The leading cause of miscarriages, according to Avawomen.com, is due to chromosomal abnormalities that would likely have nothing to do with massage chairs or any external influences.
However, because a recent study found that 94 percent of modern births are considered to have at least one complication, it is easy to see why medical health professionals and expecting mothers may be concerned.
Is the Prohibition Against Massage Chairs Junk Science?
The conservative view seems to use sophistry to convey a sense of rationale as a way of reasoning that the “ends justify the means.” That is to say, if they have already concluded that there are risks and that more studies need to be done, then they will find some arguments to debate the use of massage chairs.

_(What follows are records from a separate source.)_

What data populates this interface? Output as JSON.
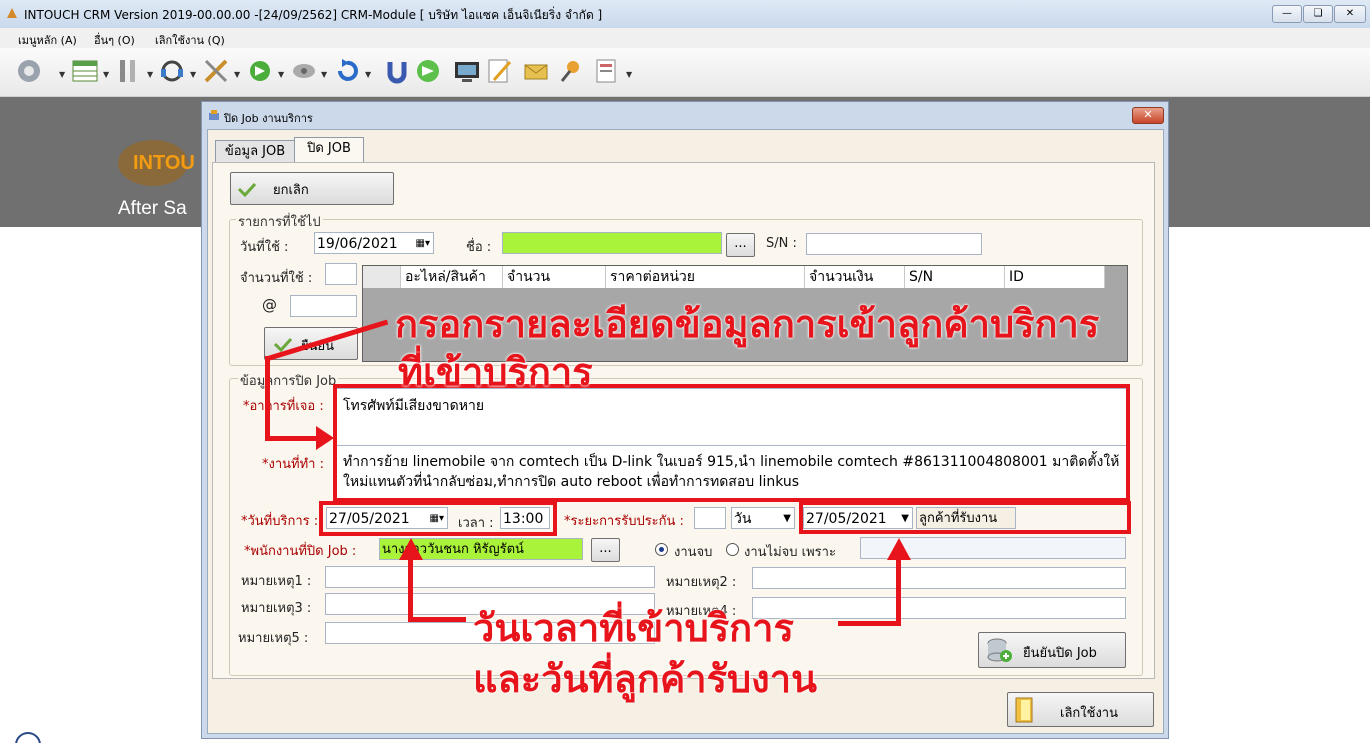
{
  "window": {
    "title": "INTOUCH CRM Version 2019-00.00.00 -[24/09/2562] CRM-Module  [ บริษัท ไอแซค เอ็นจิเนียริ่ง จำกัด ]"
  },
  "menu": [
    "เมนูหลัก (A)",
    "อื่นๆ (O)",
    "เลิกใช้งาน (Q)"
  ],
  "toolbar_icons": [
    "gear-icon",
    "table-icon",
    "tools-icon",
    "headset-icon",
    "wrench-icon",
    "refresh-arrow-icon",
    "satellite-icon",
    "undo-icon",
    "magnet-icon",
    "green-arrow-icon",
    "monitor-icon",
    "edit-icon",
    "envelope-icon",
    "pin-icon",
    "report-icon"
  ],
  "background": {
    "logo_text": "INTOU",
    "subtitle": "After Sa"
  },
  "dialog": {
    "title": "ปิด Job งานบริการ",
    "tabs": [
      "ข้อมูล JOB",
      "ปิด JOB"
    ],
    "cancel_label": "ยกเลิก",
    "used_items": {
      "legend": "รายการที่ใช้ไป",
      "date_label": "วันที่ใช้ :",
      "date_value": "19/06/2021",
      "name_label": "ชื่อ :",
      "name_value": "",
      "browse_label": "...",
      "sn_label": "S/N :",
      "qty_label": "จำนวนที่ใช้ :",
      "at_label": "@",
      "confirm_label": "ยืนยัน",
      "columns": [
        "",
        "อะไหล่/สินค้า",
        "จำนวน",
        "ราคาต่อหน่วย",
        "จำนวนเงิน",
        "S/N",
        "ID"
      ]
    },
    "close_info": {
      "legend": "ข้อมูลการปิด Job",
      "symptom_label": "*อาการที่เจอ :",
      "symptom_value": "โทรศัพท์มีเสียงขาดหาย",
      "work_label": "*งานที่ทำ :",
      "work_line1": "ทำการย้าย linemobile จาก comtech เป็น D-link ในเบอร์ 915,นำ linemobile comtech #861311004808001 มาติดตั้งให้",
      "work_line2": "ใหม่แทนตัวที่นำกลับซ่อม,ทำการปิด auto reboot เพื่อทำการทดสอบ linkus",
      "service_date_label": "*วันที่บริการ :",
      "service_date_value": "27/05/2021",
      "time_label": "เวลา :",
      "time_value": "13:00",
      "warranty_label": "*ระยะการรับประกัน :",
      "warranty_value": "",
      "warranty_unit": "วัน",
      "customer_date_value": "27/05/2021",
      "customer_received_label": "ลูกค้าที่รับงาน",
      "staff_label": "*พนักงานที่ปิด Job :",
      "staff_value": "นางสาววันชนก หิรัญรัตน์",
      "staff_browse": "...",
      "radio_done": "งานจบ",
      "radio_notdone": "งานไม่จบ  เพราะ",
      "note1_label": "หมายเหตุ1 :",
      "note2_label": "หมายเหตุ2 :",
      "note3_label": "หมายเหตุ3 :",
      "note4_label": "หมายเหตุ4 :",
      "note5_label": "หมายเหตุ5 :",
      "confirm_close_label": "ยืนยันปิด Job"
    },
    "exit_label": "เลิกใช้งาน"
  },
  "annotations": {
    "text1_line1": "กรอกรายละเอียดข้อมูลการเข้าลูกค้าบริการ",
    "text1_line2": "ที่เข้าบริการ",
    "text2_line1": "วันเวลาที่เข้าบริการ",
    "text2_line2": "และวันที่ลูกค้ารับงาน"
  },
  "colors": {
    "annotation_red": "#e8141b",
    "field_green": "#a9f33b"
  }
}
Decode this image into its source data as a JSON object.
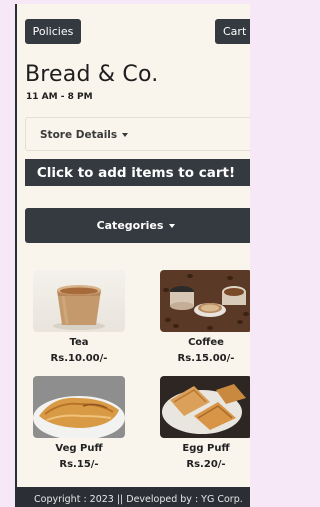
{
  "header": {
    "policies_label": "Policies",
    "cart_label": "Cart"
  },
  "store": {
    "name": "Bread & Co.",
    "hours": "11 AM - 8 PM",
    "details_label": "Store Details"
  },
  "banner": {
    "text": "Click to add items to cart!"
  },
  "categories": {
    "label": "Categories"
  },
  "products": [
    {
      "name": "Tea",
      "price": "Rs.10.00/-",
      "image_icon": "tea-cup-image"
    },
    {
      "name": "Coffee",
      "price": "Rs.15.00/-",
      "image_icon": "coffee-cups-image"
    },
    {
      "name": "Veg Puff",
      "price": "Rs.15/-",
      "image_icon": "veg-puff-image"
    },
    {
      "name": "Egg Puff",
      "price": "Rs.20/-",
      "image_icon": "egg-puff-image"
    }
  ],
  "footer": {
    "text": "Copyright : 2023 || Developed by : YG Corp."
  },
  "colors": {
    "dark": "#343a40",
    "background": "#f9f4ec",
    "page_tint": "#f6e8f6"
  }
}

But, when we take a closer look at the issue, it makes sense to believe that women who are already at a heightened risk for pregnancy problems should probably avoid them. The average young women on the street may have nothing to worry about if they go for an occasional massage. After all, many women can go through the first trimester or even an entire pregnancy without even knowing that they are pregnant.
The thought of avoiding massage chairs is just plain old common sense for many medical professionals. If you can benefit from alternatives like yoga, chiropractors, Tai chi, acupuncture, and massages by a highly trained masseuse, why risk it? Many women don’t risk it and feel better with peace of mind because they know the risk is debated.
Of course, aromatherapy is one type of relaxation method that pregnant women should outright avoid because these natural substances can be toxic in concentration. Avoiding toxins is just a matter of common sense. How beneficial it is to avoid pressure points, vibrations, and heat therapy is a more situational debate.
Considering that the biggest complications during a birth are from high blood pressure and genetic deformities, it is hard to imagine that subtle outside stimuli that can happen in nature are so traumatic to unborn babies. We have sensitive cells in our ears that are far more sensitive than any fetus because they depend upon hairs vibrating in a fluid to stimulate nerves.
In addition to massage chairs, even riding on a bus can produce enough low-frequency vibration to make anyone nauseous. Whether pressure points and subtle and more pointed stimulation of the nervous system is bad for the baby is hard to theorize. This is because it would be likely for the expecting mother to first feel discomfort before the baby.
What’s good for the goose is what’s good for the gander comes to mind. Although the mitosis processes should not be burdened during pregnancy, if there is a hormonal benefit of relaxation, then this may outweigh any perceived stressors of the massage chair. If mommy is relaxed, maybe baby is relaxed when stress hormones are at low levels.
If your doctor believes that you are at risk for complications for any number of reasons, you should avoid massage chairs if even to relieve the stress of worrying. People may feel sick after using a massage chair from the low-frequency vibrations and later regret trying it. The anxiety may feed off itself if they are at risk of complications and begin to worry about it. Therefore, women should avoid massage chairs if only for peace of mind.
Yet, because there are no firm scientific studies or weighty scientific reasons to categorically avoid massage chairs, it may be something relaxing for an expecting mother who doesn't have a lot of money or insurance coverage to spend on alternative stress-relief therapies.
It may also depend on how violently the massage chair vibrates and whether the effect is traumatic on a fetus. The massage chair for pregnant women debate goes on. You can decide for yourself. The better bet is to at least avoid massage chairs if you are at risk of complications and, in all women, during the fragile first trimester.